“[This book] asks us to examine the societal set-up that makes these diseases possible, including such inequities as overcrowded cities, poverty, slums, and a lack of clean water. A quiet little gem of understanding in a cacophony of panic and fear.”—Quill & Quire
“Waltner-Toews is quite clear about the message, and about the sort of science that will be required, not merely for coexisting with zoonoses but also for sustainable living in general. [His] narrative about ourselves in our natural context (not always benign!) indicates the way to a solution.” —Science Direct
“Exactly the kind of book medical and nursing students should be reading.

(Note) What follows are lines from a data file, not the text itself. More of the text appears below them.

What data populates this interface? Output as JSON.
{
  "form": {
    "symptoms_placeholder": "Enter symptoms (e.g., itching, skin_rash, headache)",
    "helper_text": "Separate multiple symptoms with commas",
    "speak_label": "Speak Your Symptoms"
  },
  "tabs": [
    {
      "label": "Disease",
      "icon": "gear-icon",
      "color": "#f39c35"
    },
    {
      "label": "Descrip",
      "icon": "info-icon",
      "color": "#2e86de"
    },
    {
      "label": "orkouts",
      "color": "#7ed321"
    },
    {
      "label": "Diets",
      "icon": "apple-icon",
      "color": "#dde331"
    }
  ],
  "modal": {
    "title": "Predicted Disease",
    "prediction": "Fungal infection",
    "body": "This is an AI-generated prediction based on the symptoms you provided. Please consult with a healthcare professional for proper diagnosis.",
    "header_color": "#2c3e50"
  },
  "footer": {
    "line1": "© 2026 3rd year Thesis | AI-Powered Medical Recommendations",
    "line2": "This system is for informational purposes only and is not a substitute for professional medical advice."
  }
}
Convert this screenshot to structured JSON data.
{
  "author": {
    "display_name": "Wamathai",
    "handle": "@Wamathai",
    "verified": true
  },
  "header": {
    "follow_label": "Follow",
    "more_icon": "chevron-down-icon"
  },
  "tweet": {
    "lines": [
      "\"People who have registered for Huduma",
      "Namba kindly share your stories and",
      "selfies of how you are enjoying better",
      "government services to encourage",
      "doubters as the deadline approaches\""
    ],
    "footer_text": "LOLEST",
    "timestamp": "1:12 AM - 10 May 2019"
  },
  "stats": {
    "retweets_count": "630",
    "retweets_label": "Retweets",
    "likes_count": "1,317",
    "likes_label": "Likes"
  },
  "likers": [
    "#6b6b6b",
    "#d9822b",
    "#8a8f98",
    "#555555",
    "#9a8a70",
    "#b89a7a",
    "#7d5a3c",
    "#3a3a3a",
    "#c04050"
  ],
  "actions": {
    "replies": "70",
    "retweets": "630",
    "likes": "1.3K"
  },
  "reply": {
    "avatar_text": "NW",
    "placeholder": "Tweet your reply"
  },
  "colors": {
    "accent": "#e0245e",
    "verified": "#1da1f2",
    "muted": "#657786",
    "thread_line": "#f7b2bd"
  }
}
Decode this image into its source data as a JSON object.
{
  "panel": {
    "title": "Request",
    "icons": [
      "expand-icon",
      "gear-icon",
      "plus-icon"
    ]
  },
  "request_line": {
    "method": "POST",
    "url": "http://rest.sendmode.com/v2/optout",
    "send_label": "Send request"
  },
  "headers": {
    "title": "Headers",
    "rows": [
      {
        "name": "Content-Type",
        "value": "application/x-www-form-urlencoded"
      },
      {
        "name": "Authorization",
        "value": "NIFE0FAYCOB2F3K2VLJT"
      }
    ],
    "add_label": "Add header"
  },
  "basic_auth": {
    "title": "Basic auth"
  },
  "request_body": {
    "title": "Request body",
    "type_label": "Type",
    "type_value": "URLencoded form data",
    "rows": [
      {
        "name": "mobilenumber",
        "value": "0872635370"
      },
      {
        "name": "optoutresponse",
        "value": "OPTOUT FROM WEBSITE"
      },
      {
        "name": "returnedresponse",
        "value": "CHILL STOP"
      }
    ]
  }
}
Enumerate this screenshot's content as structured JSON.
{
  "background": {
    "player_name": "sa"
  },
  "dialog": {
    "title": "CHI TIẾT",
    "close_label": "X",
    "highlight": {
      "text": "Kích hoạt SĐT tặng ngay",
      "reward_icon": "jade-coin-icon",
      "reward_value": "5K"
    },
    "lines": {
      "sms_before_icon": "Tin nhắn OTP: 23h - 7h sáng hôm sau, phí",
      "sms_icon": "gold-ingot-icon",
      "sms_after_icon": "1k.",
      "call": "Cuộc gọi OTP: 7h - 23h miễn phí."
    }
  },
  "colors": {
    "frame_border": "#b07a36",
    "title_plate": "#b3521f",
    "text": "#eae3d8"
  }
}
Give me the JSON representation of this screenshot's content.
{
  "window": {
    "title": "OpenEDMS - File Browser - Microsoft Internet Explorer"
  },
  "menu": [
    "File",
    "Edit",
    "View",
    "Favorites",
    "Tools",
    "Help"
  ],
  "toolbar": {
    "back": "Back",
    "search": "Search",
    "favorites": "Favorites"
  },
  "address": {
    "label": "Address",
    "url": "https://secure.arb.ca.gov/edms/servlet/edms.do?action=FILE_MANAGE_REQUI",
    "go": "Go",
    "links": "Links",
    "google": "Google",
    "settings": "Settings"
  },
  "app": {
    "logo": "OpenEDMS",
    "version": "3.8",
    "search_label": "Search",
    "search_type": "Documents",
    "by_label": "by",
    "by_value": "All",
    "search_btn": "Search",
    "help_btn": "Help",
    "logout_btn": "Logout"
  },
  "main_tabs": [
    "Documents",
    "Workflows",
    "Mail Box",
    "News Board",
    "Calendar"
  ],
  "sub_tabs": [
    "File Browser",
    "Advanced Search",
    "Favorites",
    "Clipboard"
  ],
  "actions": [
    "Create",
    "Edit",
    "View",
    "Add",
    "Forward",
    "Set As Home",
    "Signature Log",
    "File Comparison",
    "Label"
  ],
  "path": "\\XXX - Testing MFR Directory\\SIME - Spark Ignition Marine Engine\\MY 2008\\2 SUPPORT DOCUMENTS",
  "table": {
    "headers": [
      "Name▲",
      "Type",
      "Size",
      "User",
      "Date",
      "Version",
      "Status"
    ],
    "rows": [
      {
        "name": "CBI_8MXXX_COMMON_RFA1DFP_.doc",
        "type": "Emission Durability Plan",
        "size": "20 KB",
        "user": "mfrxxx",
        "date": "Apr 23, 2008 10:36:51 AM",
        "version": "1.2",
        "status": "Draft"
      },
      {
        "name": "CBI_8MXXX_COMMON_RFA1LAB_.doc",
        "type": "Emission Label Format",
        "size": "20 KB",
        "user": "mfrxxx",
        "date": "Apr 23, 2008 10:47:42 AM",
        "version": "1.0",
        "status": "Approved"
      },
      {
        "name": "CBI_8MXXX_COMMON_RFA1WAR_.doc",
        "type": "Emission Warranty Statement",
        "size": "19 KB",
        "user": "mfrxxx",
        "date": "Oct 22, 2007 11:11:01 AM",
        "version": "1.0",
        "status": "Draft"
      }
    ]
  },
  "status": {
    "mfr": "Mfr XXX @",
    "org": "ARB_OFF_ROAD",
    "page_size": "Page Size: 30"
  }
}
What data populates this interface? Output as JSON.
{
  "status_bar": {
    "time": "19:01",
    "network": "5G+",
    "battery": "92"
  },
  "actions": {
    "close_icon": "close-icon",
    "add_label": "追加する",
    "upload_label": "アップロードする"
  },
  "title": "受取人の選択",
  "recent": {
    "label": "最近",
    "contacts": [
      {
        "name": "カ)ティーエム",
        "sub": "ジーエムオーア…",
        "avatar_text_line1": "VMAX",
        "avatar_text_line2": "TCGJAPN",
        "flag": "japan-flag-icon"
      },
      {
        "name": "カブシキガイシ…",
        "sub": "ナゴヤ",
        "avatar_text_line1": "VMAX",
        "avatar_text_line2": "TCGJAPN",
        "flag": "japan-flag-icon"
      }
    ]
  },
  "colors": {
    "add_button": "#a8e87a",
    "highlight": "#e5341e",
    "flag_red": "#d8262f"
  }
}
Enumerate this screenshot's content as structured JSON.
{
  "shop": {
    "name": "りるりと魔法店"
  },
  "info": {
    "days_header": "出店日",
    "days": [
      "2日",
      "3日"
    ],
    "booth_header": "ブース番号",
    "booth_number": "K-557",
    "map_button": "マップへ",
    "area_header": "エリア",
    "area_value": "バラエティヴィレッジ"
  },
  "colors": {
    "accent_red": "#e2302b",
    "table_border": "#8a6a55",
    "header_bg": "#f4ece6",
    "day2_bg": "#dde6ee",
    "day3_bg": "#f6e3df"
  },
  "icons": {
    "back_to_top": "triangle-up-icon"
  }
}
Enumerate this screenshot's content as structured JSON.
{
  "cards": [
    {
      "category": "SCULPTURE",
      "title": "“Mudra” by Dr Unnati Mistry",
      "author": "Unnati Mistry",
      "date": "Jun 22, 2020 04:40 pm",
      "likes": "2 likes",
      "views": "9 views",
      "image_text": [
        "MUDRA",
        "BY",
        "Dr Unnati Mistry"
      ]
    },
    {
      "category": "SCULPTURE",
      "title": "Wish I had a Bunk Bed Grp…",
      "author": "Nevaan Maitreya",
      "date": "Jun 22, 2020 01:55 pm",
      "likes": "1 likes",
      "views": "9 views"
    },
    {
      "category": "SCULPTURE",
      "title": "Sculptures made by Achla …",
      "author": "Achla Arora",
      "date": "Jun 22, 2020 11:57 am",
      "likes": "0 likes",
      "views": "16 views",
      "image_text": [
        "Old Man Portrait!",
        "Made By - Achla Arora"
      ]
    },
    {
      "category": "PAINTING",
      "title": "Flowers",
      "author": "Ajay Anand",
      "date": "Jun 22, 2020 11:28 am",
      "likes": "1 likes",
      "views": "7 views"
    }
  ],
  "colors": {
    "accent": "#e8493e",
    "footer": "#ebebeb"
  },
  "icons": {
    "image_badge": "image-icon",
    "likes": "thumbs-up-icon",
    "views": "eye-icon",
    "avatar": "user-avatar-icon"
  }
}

We need more like David Waltner-Toews: informed folks who not only care deeply about animals but can explain why humans have turned our dysfunctional yet collective fate into comedy or tragedy.”—The Globe and Mail (Toronto)
“The combination of entertaining and educationally sound is rare and precious, and is deployed here to excellent effect to describe and explain problems ranging from avian flu and SADS through mad cow disease to plague and Chagas disease.” —John M Last, MD, Emeritus Professor of Epidemiology, University of Ottawa
“This comprehensive account … carefully documents the science of the diverse disease agents and the myriad of biologic, geographic, behavioral, and cultural factors that influence the occurrence and spread of the diseases that they cause.” —Peter M. Schantz, VMD, PhD, Centers for Disease Control and Protection